=== Section Start ===

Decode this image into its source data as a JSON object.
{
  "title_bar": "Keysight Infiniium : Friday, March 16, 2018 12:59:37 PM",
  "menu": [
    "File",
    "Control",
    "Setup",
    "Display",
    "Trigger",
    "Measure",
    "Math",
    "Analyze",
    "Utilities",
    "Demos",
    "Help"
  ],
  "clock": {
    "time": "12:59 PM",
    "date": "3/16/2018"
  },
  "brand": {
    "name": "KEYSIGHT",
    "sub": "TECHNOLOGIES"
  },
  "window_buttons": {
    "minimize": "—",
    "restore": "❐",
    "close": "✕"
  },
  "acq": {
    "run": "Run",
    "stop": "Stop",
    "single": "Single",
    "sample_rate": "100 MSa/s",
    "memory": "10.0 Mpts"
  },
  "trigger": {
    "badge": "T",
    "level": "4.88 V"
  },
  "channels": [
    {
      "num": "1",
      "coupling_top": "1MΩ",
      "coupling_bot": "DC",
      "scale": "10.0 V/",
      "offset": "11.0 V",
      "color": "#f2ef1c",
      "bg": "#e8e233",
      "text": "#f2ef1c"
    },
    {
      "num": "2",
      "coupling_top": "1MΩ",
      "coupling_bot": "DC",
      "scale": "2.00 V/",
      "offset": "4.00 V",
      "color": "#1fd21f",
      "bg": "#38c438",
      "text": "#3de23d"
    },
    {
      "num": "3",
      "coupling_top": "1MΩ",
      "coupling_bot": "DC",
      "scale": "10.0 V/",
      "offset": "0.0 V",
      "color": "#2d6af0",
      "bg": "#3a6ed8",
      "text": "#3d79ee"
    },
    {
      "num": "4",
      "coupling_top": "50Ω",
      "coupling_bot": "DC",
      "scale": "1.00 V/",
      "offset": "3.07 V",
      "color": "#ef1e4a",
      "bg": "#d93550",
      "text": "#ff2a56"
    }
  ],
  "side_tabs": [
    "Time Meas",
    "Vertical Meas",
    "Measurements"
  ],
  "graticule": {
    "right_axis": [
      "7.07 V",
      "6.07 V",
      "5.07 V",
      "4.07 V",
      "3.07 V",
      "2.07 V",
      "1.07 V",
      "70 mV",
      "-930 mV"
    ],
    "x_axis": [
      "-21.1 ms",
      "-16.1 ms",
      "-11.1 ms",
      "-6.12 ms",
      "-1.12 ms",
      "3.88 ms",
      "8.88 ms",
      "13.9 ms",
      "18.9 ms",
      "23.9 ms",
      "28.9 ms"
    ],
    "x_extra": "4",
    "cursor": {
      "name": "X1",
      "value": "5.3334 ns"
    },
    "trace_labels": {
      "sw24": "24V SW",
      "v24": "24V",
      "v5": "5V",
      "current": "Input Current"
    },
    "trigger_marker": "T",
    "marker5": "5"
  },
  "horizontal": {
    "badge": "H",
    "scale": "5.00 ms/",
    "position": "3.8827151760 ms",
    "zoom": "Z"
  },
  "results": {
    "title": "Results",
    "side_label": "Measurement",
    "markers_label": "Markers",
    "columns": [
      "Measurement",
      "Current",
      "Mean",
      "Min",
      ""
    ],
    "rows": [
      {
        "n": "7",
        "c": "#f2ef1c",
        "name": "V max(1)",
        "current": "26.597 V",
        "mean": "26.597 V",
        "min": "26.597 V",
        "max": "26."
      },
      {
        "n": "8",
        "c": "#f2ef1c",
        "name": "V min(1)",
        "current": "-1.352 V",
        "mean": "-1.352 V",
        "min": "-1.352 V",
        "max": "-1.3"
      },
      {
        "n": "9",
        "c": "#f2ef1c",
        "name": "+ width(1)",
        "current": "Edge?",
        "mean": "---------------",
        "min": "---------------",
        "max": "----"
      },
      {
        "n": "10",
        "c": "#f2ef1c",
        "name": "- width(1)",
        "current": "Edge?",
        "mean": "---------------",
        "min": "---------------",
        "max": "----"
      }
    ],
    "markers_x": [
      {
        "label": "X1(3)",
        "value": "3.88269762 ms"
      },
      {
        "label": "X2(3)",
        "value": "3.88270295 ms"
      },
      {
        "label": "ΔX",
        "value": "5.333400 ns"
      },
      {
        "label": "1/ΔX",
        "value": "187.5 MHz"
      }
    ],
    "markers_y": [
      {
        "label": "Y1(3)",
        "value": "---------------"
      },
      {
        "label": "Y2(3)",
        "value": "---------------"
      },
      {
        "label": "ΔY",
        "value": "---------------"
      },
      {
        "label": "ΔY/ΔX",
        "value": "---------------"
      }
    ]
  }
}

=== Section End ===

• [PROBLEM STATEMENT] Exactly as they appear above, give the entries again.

• [TASK RESULT]
Decode this image into its source data as a JSON object.
{
  "title_bar": "Keysight Infiniium : Friday, March 16, 2018 12:59:37 PM",
  "menu": [
    "File",
    "Control",
    "Setup",
    "Display",
    "Trigger",
    "Measure",
    "Math",
    "Analyze",
    "Utilities",
    "Demos",
    "Help"
  ],
  "clock": {
    "time": "12:59 PM",
    "date": "3/16/2018"
  },
  "brand": {
    "name": "KEYSIGHT",
    "sub": "TECHNOLOGIES"
  },
  "window_buttons": {
    "minimize": "—",
    "restore": "❐",
    "close": "✕"
  },
  "acq": {
    "run": "Run",
    "stop": "Stop",
    "single": "Single",
    "sample_rate": "100 MSa/s",
    "memory": "10.0 Mpts"
  },
  "trigger": {
    "badge": "T",
    "level": "4.88 V"
  },
  "channels": [
    {
      "num": "1",
      "coupling_top": "1MΩ",
      "coupling_bot": "DC",
      "scale": "10.0 V/",
      "offset": "11.0 V",
      "color": "#f2ef1c",
      "bg": "#e8e233",
      "text": "#f2ef1c"
    },
    {
      "num": "2",
      "coupling_top": "1MΩ",
      "coupling_bot": "DC",
      "scale": "2.00 V/",
      "offset": "4.00 V",
      "color": "#1fd21f",
      "bg": "#38c438",
      "text": "#3de23d"
    },
    {
      "num": "3",
      "coupling_top": "1MΩ",
      "coupling_bot": "DC",
      "scale": "10.0 V/",
      "offset": "0.0 V",
      "color": "#2d6af0",
      "bg": "#3a6ed8",
      "text": "#3d79ee"
    },
    {
      "num": "4",
      "coupling_top": "50Ω",
      "coupling_bot": "DC",
      "scale": "1.00 V/",
      "offset": "3.07 V",
      "color": "#ef1e4a",
      "bg": "#d93550",
      "text": "#ff2a56"
    }
  ],
  "side_tabs": [
    "Time Meas",
    "Vertical Meas",
    "Measurements"
  ],
  "graticule": {
    "right_axis": [
      "7.07 V",
      "6.07 V",
      "5.07 V",
      "4.07 V",
      "3.07 V",
      "2.07 V",
      "1.07 V",
      "70 mV",
      "-930 mV"
    ],
    "x_axis": [
      "-21.1 ms",
      "-16.1 ms",
      "-11.1 ms",
      "-6.12 ms",
      "-1.12 ms",
      "3.88 ms",
      "8.88 ms",
      "13.9 ms",
      "18.9 ms",
      "23.9 ms",
      "28.9 ms"
    ],
    "x_extra": "4",
    "cursor": {
      "name": "X1",
      "value": "5.3334 ns"
    },
    "trace_labels": {
      "sw24": "24V SW",
      "v24": "24V",
      "v5": "5V",
      "current": "Input Current"
    },
    "trigger_marker": "T",
    "marker5": "5"
  },
  "horizontal": {
    "badge": "H",
    "scale": "5.00 ms/",
    "position": "3.8827151760 ms",
    "zoom": "Z"
  },
  "results": {
    "title": "Results",
    "side_label": "Measurement",
    "markers_label": "Markers",
    "columns": [
      "Measurement",
      "Current",
      "Mean",
      "Min",
      ""
    ],
    "rows": [
      {
        "n": "7",
        "c": "#f2ef1c",
        "name": "V max(1)",
        "current": "26.597 V",
        "mean": "26.597 V",
        "min": "26.597 V",
        "max": "26."
      },
      {
        "n": "8",
        "c": "#f2ef1c",
        "name": "V min(1)",
        "current": "-1.352 V",
        "mean": "-1.352 V",
        "min": "-1.352 V",
        "max": "-1.3"
      },
      {
        "n": "9",
        "c": "#f2ef1c",
        "name": "+ width(1)",
        "current": "Edge?",
        "mean": "---------------",
        "min": "---------------",
        "max": "----"
      },
      {
        "n": "10",
        "c": "#f2ef1c",
        "name": "- width(1)",
        "current": "Edge?",
        "mean": "---------------",
        "min": "---------------",
        "max": "----"
      }
    ],
    "markers_x": [
      {
        "label": "X1(3)",
        "value": "3.88269762 ms"
      },
      {
        "label": "X2(3)",
        "value": "3.88270295 ms"
      },
      {
        "label": "ΔX",
        "value": "5.333400 ns"
      },
      {
        "label": "1/ΔX",
        "value": "187.5 MHz"
      }
    ],
    "markers_y": [
      {
        "label": "Y1(3)",
        "value": "---------------"
      },
      {
        "label": "Y2(3)",
        "value": "---------------"
      },
      {
        "label": "ΔY",
        "value": "---------------"
      },
      {
        "label": "ΔY/ΔX",
        "value": "---------------"
      }
    ]
  }
}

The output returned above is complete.